Please output the listing below character for character and omit the images.
*** Begin section ***
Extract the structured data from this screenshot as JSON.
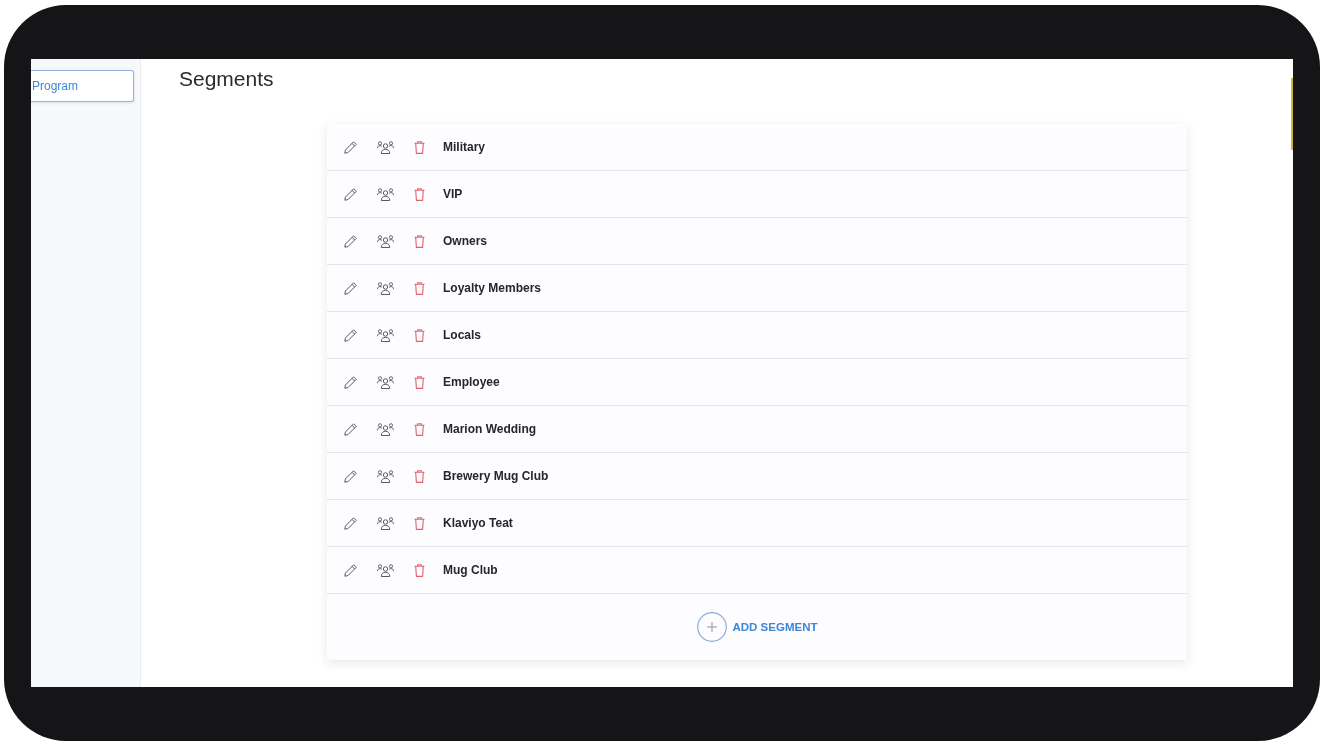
{
  "sidebar": {
    "button": "Program"
  },
  "page": {
    "title": "Segments"
  },
  "segments": [
    {
      "name": "Military"
    },
    {
      "name": "VIP"
    },
    {
      "name": "Owners"
    },
    {
      "name": "Loyalty Members"
    },
    {
      "name": "Locals"
    },
    {
      "name": "Employee"
    },
    {
      "name": "Marion Wedding"
    },
    {
      "name": "Brewery Mug Club"
    },
    {
      "name": "Klaviyo Teat"
    },
    {
      "name": "Mug Club"
    }
  ],
  "add_button": {
    "label": "ADD SEGMENT"
  }
}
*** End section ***
• [TASK ANSWER]
Extract the structured data from this screenshot as JSON.
{
  "sidebar": {
    "button": "Program"
  },
  "page": {
    "title": "Segments"
  },
  "segments": [
    {
      "name": "Military"
    },
    {
      "name": "VIP"
    },
    {
      "name": "Owners"
    },
    {
      "name": "Loyalty Members"
    },
    {
      "name": "Locals"
    },
    {
      "name": "Employee"
    },
    {
      "name": "Marion Wedding"
    },
    {
      "name": "Brewery Mug Club"
    },
    {
      "name": "Klaviyo Teat"
    },
    {
      "name": "Mug Club"
    }
  ],
  "add_button": {
    "label": "ADD SEGMENT"
  }
}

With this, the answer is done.